Saturday, April 3, 2010

Swift Rivers

A local blogger's wife recently suffered an aneurysm, and their family is now dealing with the sudden life changing experience. None of us are guaranteed immunity to such changes, and his brave way of dealing with the situation has got me wondering again about it all...

Although three of my four grandparents have passed away over the decades, my immediate and extended families have been extremely lucky as far as illness and tragedy goes. But the last several years have begun to bring home the realities of the other side of our existence.

Three years ago I was basically a useless bag of poop layed out in a hospital for eight days, in the midst of a two month bout with a fierce case of pneumonia, not entirely sure whether I was going to come out of it the same or even live through it for that matter; and since then have never seemed to fully recover. For me it was a brush with death, or at least with the specter of long term debilitation.

A couple of years earlier an uncle had suddenly suffered a major, debilitating stroke in the golden years of his life, changing the course of his family's lives. More recently, another uncle had died after a long and painful fight with cancer.
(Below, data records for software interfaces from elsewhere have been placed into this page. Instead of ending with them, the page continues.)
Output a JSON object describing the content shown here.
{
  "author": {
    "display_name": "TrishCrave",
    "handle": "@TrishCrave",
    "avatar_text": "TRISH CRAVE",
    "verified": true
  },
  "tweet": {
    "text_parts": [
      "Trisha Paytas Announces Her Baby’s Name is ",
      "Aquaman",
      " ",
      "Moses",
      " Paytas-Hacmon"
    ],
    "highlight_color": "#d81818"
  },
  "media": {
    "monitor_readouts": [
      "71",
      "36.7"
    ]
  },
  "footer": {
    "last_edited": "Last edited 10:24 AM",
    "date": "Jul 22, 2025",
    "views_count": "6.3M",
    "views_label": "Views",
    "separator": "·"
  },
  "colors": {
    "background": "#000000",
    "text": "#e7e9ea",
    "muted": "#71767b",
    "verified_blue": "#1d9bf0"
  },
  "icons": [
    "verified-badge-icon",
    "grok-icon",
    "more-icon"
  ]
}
Just a couple of weeks before him (now a little over a year and four months ago), my Mother, who had struggled for years with symptoms of Parkinson's and (I suspect) depression, passed away unexpectedly in a hospital after a simple cyst removal procedure. She had just turned 65.

Health and happiness are such fragile things. To stop and really think about it opens the door to an endless depth of questions, and most all of them variations on the one, main question: "Why are we here, anyway?". We might come up with some simple answers to get us by and ease the pain and confusion; or leave the question on hold. But we never really know.

Even before these things happened, after several wasted years of my own youth that could have been better spent and that I'll never get back again; a day had come along when I resolved to try not to waste another precious hour wallowing in self pity, depression, regret or resentment. To try not to waste it, anyway. That's all anybody can do. To help me in that effort and seize what (God) has temporarily afforded us, I try to spend as much time out in his world as possible.

Sometimes, I'll bike through it.

We headed up to Turners Falls for a revisit to the CanalSide Trail they got up there. We had only checked it out once before, shortly after it's opening in the fall of 07'. No greenery on the trees yet but we figured it'd be a good way to get a look at the raging torrent that the Connecticut river has become, after the recent global warming storms that have struck the northeast. (sorry).

And a torrent it was. The rail trail doesn't get too close to the famous Turners Falls dam, but you can get a view of the immediate aftermath of the water pouring over it's top near the bridge.

The trail does go along the canal that begins at the dam though, and standing on one of the short bridges over it will give you a sense of the speed and strength of the current plowing by just inches under the deck.

Turners Falls was more or less a 'planned' industrial center, ala Holyoke, with the canals designed and built expressly to power as many factories as there was room for.

Many of the factories buildings are still standing along it's edges.

With all the talk about green power, I'm always surprised we don't tap more heavily into the 400 mile long energy machine that is the Connecticut river. Good old fashioned water power. There must be a way to build water turbines that are every bit as effective as wind turbines that can be turned by the constant water current.

But I guess until Wall Street finally speculates fuel prices into the double digits, we'll just continue to grit our teeth and fork over the money until the whole kit and kaboodle crumbles...

Or maybe move to this street.

The trail was just as good as we remembered it, though a little on the short side; about four miles end to end. But with the canal at the beginning...

...a long, classic 19th century rail bridge in the middle...

....and an active rail yard at the end,

this short trail provides much to keep a traveller and lolligagger interested.

...and much to keep the occasional trailside critter curious.

The whole thing is a mystery to be travelled through. Best to keep pedalling.